I've never written a single review before, despite a fairly strong desire to do so at times. But a few weeks ago, a very peculiar project pinged my radar. And now that I finally had a chance to watch it, I decided to scribble a few words about it.
Emesis Blue is an animated horror thriller set in Team Fortress 2 universe, created by Fortress Films production team using Valve's Source Filmmaker. It follows a private detective and a washed-up war veteran who set out to find an executive of the Builders League United Corporation, who mysteriously disappeared on a Halloween night of 1968.
Right from the beginning we're met by a very strong art direction. Shots are very well composed, lit, and color graded. Every scene is meticulously framed to tell a story. The composition itself is extremely well put. There are handful of shots that threw me into awe.
Of course there are various art style inconsistencies with the original style of TF2, but it all adds to the overall picture, and I don't think it was even intended to be consistent with TF2. Overly detailed wrinkles and rough surfaces, realistic imperfections now and then, particle systems that almost seem like they weren't made in Source: it all creates a sense of grit and in most cases provides a very serious contrast. The only complaint I personally have, and it is mostly based on the good old "how I'd do it", is the strength of the sharpen filter in the beginning. In my opinion, it created a fair amount of dirty shots. Nonetheless, it didn't take me out of the experience one bit.
The medical room scene actually reminded me of my own SFM work from 2016. The third episode of the "Documents" series had an intro sequence that also took place in a medical room, albeit a shady one. Good memories.
The animation of Emesis Blue is very good, most of the time even excellent. It's a solid mix of key framed animations, and home made motion capture, which my trained eye sees from afar. There was not a single time where I was taken out of the experience to think about the animation. It serves its purpose very well. There's weight, there's momentum, there's purpose. It's well detailed and it's awesome. The facial expressions are amazing though!
What is also worth mentioning is the camera work. The way the camera is animated is extremely good. There are lots of shots where you can clearly see a real life technique being used, whether it's a handheld movement, or a zoom in.
The audio work of this movie is extremely good. Sound effects and music are so well crafted and put together, there's practically nothing to complain about. It's dirty, scary, and creates tension. The one and only thing that I feel like could use some work is voice over mixing. Some lines are a little louder than the others. Some lines have different quality and equalization. There's occasional yet subtle booming of the wind shield, that, speaking from personal experience, is a bitch to work with.
I'm not quite sure whether the soundtrack to this movie is original, or it is a mashup of third party music tracks, but it's just perfect. If it is original, then hats off to Chad Payne, who's credited for audio work!
The entire cast did an amazing job at playing their characters. Whether it's Medic losing his mind, or
Citizen Jules Archibald being an arrogant bastard, they all sound pretty authentic. It would be unfair for me to criticize their impressions based on original voices of TF2. They're obvious, but you quickly forget about it as movie progresses.

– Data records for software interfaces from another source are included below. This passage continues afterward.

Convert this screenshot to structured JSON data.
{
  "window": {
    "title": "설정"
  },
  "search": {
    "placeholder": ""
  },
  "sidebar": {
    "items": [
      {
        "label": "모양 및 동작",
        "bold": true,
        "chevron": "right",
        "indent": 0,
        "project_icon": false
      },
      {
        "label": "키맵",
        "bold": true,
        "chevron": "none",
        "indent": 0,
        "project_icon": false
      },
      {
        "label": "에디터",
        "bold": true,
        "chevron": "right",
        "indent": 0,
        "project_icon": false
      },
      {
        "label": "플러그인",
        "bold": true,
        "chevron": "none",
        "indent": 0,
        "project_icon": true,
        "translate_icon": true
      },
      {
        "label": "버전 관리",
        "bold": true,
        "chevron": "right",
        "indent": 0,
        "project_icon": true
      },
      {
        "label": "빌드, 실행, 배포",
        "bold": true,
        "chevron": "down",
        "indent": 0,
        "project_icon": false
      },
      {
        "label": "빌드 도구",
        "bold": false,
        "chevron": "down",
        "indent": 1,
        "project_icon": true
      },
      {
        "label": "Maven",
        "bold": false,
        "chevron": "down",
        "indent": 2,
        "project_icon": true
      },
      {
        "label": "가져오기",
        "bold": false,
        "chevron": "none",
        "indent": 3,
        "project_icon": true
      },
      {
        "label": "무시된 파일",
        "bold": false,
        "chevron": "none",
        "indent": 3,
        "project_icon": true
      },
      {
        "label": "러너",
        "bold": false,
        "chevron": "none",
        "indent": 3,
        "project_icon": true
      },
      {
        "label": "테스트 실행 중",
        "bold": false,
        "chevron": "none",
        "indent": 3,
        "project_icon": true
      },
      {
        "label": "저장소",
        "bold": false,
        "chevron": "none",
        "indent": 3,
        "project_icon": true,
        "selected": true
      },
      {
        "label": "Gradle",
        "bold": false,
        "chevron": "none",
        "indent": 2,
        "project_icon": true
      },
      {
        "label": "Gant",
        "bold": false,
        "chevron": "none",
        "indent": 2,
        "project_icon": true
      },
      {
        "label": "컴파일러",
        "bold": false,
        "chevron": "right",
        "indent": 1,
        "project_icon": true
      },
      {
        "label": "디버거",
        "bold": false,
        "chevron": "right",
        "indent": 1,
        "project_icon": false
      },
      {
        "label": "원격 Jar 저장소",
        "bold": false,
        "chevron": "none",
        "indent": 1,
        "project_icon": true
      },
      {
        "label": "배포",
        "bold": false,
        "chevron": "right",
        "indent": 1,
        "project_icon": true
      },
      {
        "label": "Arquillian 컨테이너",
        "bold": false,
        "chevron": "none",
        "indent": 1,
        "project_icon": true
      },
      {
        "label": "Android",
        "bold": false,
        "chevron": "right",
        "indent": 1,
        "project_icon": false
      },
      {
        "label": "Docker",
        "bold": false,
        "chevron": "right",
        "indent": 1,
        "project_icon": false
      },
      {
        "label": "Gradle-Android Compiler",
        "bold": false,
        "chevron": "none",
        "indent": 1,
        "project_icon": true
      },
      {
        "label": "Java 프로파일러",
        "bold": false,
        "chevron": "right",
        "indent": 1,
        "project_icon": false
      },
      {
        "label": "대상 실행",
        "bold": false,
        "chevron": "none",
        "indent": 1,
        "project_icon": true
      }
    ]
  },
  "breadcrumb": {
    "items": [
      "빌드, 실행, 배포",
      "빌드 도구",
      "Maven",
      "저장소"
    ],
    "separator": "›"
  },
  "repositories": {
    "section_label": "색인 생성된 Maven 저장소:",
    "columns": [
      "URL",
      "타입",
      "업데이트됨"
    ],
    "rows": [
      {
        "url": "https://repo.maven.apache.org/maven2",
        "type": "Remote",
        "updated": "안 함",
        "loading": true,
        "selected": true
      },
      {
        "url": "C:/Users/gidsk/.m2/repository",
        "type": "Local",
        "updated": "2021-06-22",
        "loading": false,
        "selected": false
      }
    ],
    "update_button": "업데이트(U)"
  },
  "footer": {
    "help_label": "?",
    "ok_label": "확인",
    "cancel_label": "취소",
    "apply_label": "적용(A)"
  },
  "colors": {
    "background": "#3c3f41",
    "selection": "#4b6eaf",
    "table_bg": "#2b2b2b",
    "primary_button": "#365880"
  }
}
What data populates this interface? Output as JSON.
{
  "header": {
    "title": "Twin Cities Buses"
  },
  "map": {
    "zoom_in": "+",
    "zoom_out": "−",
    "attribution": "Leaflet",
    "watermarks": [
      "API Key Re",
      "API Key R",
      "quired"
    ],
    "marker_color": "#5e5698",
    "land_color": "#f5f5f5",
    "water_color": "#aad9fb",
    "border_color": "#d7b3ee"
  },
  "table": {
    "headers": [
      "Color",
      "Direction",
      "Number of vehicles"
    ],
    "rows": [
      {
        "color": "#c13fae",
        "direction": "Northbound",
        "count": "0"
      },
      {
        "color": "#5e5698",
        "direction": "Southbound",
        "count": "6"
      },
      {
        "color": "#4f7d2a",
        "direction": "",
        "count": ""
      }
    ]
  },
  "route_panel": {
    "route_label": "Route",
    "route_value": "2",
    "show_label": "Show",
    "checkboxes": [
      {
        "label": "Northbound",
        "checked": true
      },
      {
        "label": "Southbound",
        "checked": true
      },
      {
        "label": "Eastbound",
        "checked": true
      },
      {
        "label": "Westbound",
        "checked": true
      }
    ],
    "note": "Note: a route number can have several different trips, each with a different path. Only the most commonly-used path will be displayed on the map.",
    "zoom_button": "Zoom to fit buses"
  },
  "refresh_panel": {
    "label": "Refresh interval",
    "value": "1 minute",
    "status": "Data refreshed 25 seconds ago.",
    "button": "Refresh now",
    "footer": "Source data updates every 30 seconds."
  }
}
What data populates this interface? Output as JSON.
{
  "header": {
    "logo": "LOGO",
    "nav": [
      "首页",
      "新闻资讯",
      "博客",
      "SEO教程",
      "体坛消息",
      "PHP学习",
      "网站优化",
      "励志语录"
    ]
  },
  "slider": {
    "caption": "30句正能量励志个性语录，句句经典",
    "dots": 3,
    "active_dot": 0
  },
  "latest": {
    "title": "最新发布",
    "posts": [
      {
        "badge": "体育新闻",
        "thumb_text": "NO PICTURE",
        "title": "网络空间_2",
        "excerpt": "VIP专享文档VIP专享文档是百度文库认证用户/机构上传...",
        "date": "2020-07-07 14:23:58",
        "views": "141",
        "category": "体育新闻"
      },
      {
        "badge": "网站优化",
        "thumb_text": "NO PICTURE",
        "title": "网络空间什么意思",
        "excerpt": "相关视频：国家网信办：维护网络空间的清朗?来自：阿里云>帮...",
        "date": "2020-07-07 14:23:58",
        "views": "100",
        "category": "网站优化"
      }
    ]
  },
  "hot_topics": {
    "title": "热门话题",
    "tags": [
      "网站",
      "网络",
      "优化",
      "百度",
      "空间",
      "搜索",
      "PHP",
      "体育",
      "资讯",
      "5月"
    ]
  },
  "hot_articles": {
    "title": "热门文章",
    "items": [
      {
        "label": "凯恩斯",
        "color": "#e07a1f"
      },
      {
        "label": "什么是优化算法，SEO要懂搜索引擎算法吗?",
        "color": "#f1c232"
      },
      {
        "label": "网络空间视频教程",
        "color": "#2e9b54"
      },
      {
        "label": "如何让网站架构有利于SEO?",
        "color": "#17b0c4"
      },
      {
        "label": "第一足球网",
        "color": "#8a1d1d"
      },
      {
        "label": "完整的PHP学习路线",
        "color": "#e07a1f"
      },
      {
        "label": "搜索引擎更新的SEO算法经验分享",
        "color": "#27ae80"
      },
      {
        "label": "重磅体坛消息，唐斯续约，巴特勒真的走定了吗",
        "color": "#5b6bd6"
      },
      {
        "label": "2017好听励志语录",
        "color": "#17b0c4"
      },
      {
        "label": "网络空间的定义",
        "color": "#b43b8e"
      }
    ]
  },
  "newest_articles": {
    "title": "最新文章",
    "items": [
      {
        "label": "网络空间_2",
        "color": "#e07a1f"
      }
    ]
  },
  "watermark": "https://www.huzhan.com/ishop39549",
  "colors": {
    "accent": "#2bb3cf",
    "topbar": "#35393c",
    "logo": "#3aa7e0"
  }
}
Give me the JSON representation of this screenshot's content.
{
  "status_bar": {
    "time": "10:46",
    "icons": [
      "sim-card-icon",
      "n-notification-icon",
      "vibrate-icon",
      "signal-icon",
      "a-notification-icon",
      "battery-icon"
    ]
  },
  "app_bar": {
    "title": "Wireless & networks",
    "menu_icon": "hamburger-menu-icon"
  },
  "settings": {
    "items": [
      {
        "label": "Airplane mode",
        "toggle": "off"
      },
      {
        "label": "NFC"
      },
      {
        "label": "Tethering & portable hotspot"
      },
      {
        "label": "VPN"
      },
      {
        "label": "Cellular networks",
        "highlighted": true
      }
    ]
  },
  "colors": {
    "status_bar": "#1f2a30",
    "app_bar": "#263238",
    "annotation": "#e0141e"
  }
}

JazzyJoeyJr does a convincing Soldier impression. And despite me never hearing the Citizen class due to his absence in TF2, David Love sounds exactly as I would imagine him to speak. Chad Payne and Anton Pelizzari, director and producer of the project respectively, are actually voicing a whole heap of characters, and I didn't even notice that. In the end, it's the acting that matters in this movie.
It will sound fairly biased of me to say this due to past work, but Cameron Nichols does an incredible job portraying Scout. However, without spoiling, the true beauty of his performance reveals itself when he starts screaming. It is something I did not expect.
Another special (and biased) mention goes to John Whinfield voicing several background characters. I didn't even recognize him.
Now, the story is very well written. It's absolutely not TF2's dark cartoony humor. It's pure horror. There's tension, there's symbolism, and there are references. Some subtle, some not so much. The jokes that happen now and then in the spirit of TF2 are good and serve as a good defuser. Though, those unfamiliar with TF2 characters may find them out of place.
I don't watch a whole lot of movies, and the majority of the ones I do watch are usually not as popular or iconic. Yet, while watching Emesis Blue, it reminded me of Se7en, Mandy, The House That Jack Built, and more. At one point, though, I started losing the sub-plots. It is not something to do with the movie, but mostly with myself personally. Somewhere after 2/3 of the movie things started drifting away from me a little. The ending sequence, while looking as great as the rest of the picture, left me confused. Still, I think that the fans of the genre will find this one an enjoyable experience.
Emesis Blue truly is a very interesting, bold, and unique movie made with Source Filmmaker. And even aside from the software it was made with, and the community surrounding it, it is something very special. It does not drag things out and it tells you a story at its own pace. It creates and maintains a very good suspense without relying on cheap jumpscares. Hell, there are none. And it wouldn't be a spoiler.
I think this picture should be seen both by those, who frequent SFM and TF2 community, and those, who simply enjoy watching animated horror. Though, knowing at least a little bit about Team Fortress 2 lore and premise would immensly help you to digest this movie's story.